Like most Americans, rank-and-file employees of Home Depot Inc. must
reach into their own pockets to pay taxes, the WALL STREET JOURNAL begins on
Thursday page ones. Excerpts follow (full paid-restricted article
But not Robert Nardelli, the home-improvement retailer's chief executive.
Under his employment contract, Home Depot picks up a big chunk of his federal
and state income taxes. Specifically, the company is obliged to reimburse its
CEO for taxes due on a slew of perks, including a high-end luxury car, his family's
travel on Home Depot jets and forgiveness of a $10 million loan. Last year,
these payments amounted to at least $3.3 million, topping Mr. Nardelli's $2
million base salary.
Amid soaring CEO compensation, a number of companies are paying extra sums
to cover executives' personal tax bills. Many companies are paying taxes due
on core elements of executive pay, such as stock grants, signing bonuses and
severance packages. Others are reimbursing taxes on corporate perquisites, which
are treated as income by the Internal Revenue Service.

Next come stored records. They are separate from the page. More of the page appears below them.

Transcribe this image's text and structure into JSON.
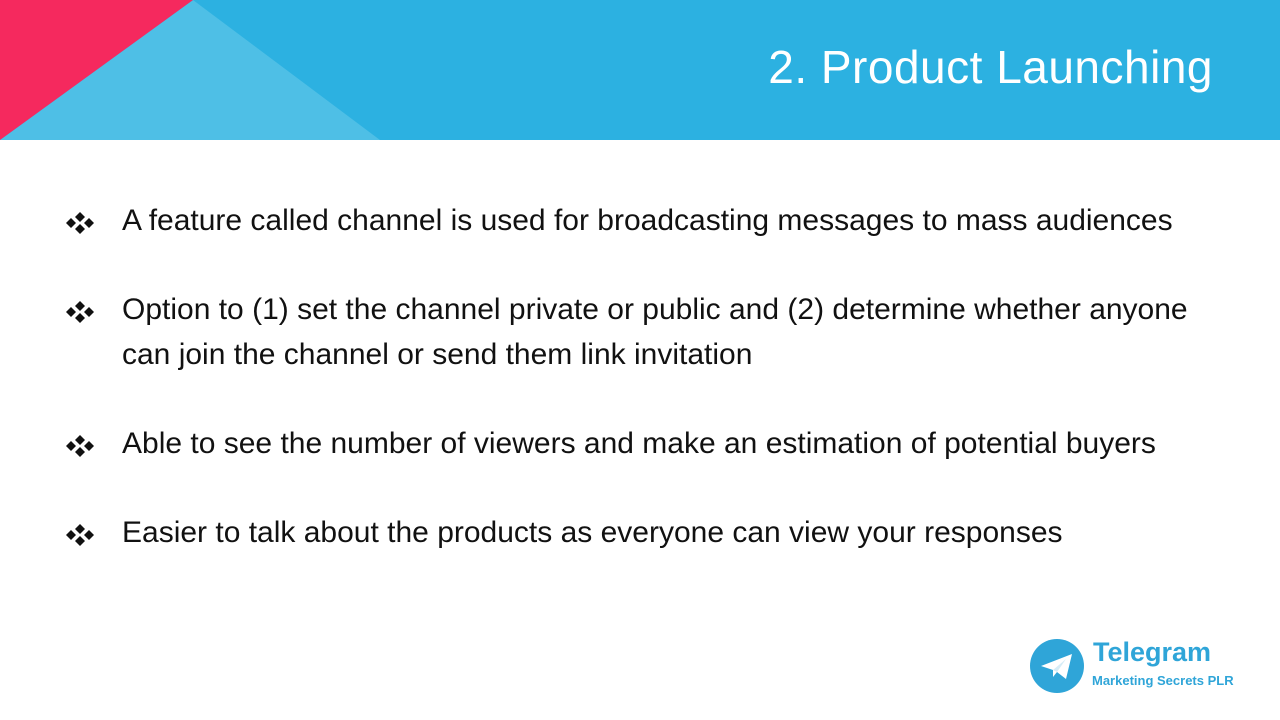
{
  "slide": {
    "title": "2. Product Launching",
    "colors": {
      "header_blue": "#2cb1e1",
      "triangle_light_blue": "#4ebfe6",
      "triangle_pink": "#f5295e",
      "logo_blue": "#2fa5d8"
    }
  },
  "bullets": [
    {
      "icon": "diamond-bullet-icon",
      "text": "A feature called channel is used for broadcasting messages to mass audiences"
    },
    {
      "icon": "diamond-bullet-icon",
      "text": "Option to (1) set the channel private or public and (2) determine whether anyone can join the channel or send them link invitation"
    },
    {
      "icon": "diamond-bullet-icon",
      "text": "Able to see the number of viewers and make an estimation of potential buyers"
    },
    {
      "icon": "diamond-bullet-icon",
      "text": "Easier to talk about the products as everyone can view your responses"
    }
  ],
  "logo": {
    "icon": "telegram-plane-icon",
    "name": "Telegram",
    "subtitle": "Marketing Secrets PLR"
  }
}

They run the gamut from
personal travel aboard corporate jets to country-club memberships and shopping
"This smacks of Leona Helmsley-like treatment, that only little people pay
taxes," says Patrick McGurn, an executive vice president of Institutional

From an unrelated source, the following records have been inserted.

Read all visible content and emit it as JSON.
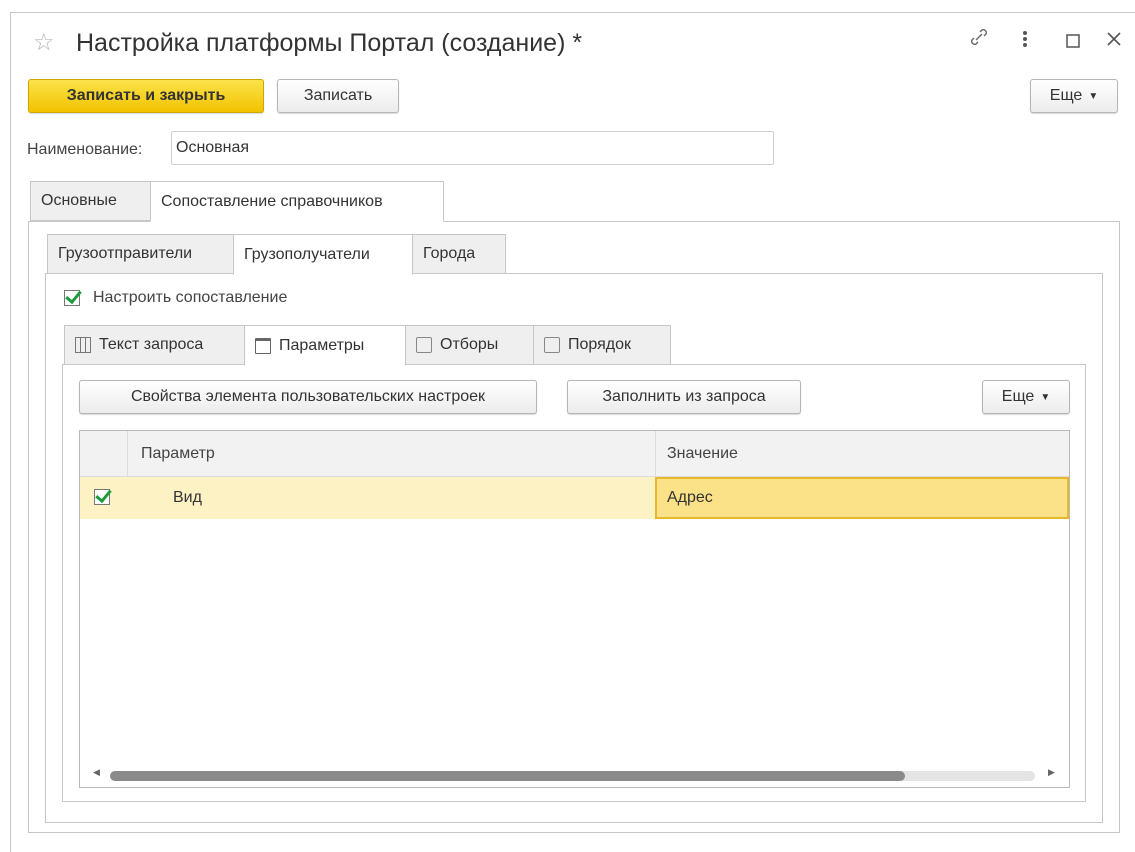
{
  "window": {
    "title": "Настройка платформы Портал (создание) *",
    "icons": [
      "star-icon",
      "link-icon",
      "more-vertical-icon",
      "maximize-icon",
      "close-icon"
    ]
  },
  "toolbar": {
    "save_close_label": "Записать и закрыть",
    "save_label": "Записать",
    "more_label": "Еще"
  },
  "name_field": {
    "label": "Наименование:",
    "value": "Основная"
  },
  "main_tabs": [
    {
      "label": "Основные",
      "active": false
    },
    {
      "label": "Сопоставление справочников",
      "active": true
    }
  ],
  "sub_tabs": [
    {
      "label": "Грузоотправители",
      "active": false
    },
    {
      "label": "Грузополучатели",
      "active": true
    },
    {
      "label": "Города",
      "active": false
    }
  ],
  "configure_mapping": {
    "label": "Настроить сопоставление",
    "checked": true
  },
  "query_tabs": [
    {
      "label": "Текст запроса",
      "icon": "table-icon",
      "active": false
    },
    {
      "label": "Параметры",
      "icon": "parameters-icon",
      "active": true
    },
    {
      "label": "Отборы",
      "icon": "filter-icon",
      "active": false
    },
    {
      "label": "Порядок",
      "icon": "sort-order-icon",
      "active": false
    }
  ],
  "params_toolbar": {
    "properties_label": "Свойства элемента пользовательских настроек",
    "fill_label": "Заполнить из запроса",
    "more_label": "Еще"
  },
  "table": {
    "columns": [
      "Параметр",
      "Значение"
    ],
    "rows": [
      {
        "checked": true,
        "parameter": "Вид",
        "value": "Адрес"
      }
    ]
  },
  "colors": {
    "primary_button": "#f2c300",
    "selected_row": "#fdf2c3",
    "selected_cell": "#fbe188",
    "check_mark": "#1f9b3e"
  }
}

Shareholder Services Inc., an influential adviser to big investors that often
critiques companies' corporate-governance practices. For these top executives,
he says, companies "are removing taxes from the list of inevitable life experiences,
leaving only death."
Companies often don't disclose these perks, the Journal reports -- they often
bury them in financial filings. According to a study cited by the paper, 52% of
companies disclosed they paid gross-ups to one or more top executives last year,
up from 38% in 2000.
Some examples of companies paying top executives' taxes:
Coca-Cola Bottling Co. Chief Executive J. Frank Harrison
III has received more than $4 million since 2000 to cover taxes on a big restricted-stock
grant. That's more than his total salary over the same period.
Federated Department Stores Inc., which owns Macy's and
Bloomingdale's, compensates executives for taxes due on big merchandise discounts
at company stories. The corporation said in a filing that the discounts and
related tax gross-ups totaled about $300,000 for its top executives in 2004.
North Fork Bancorp., in what appears to be one of the richest
gross-up plans around, could pay more than $125 million in tax reimbursements
to top executives if the Long Island-based bank is ever acquired.
The bottom line, the Journal says: "Tax gross-ups have proliferated for
one major reason, many compensation experts say: They allow companies to quietly
pay more to top managers at a time when executive compensation is increasingly
controversial. The current rules don't require companies to disclose tax reimbursements
separately in pay tables given to shareholders."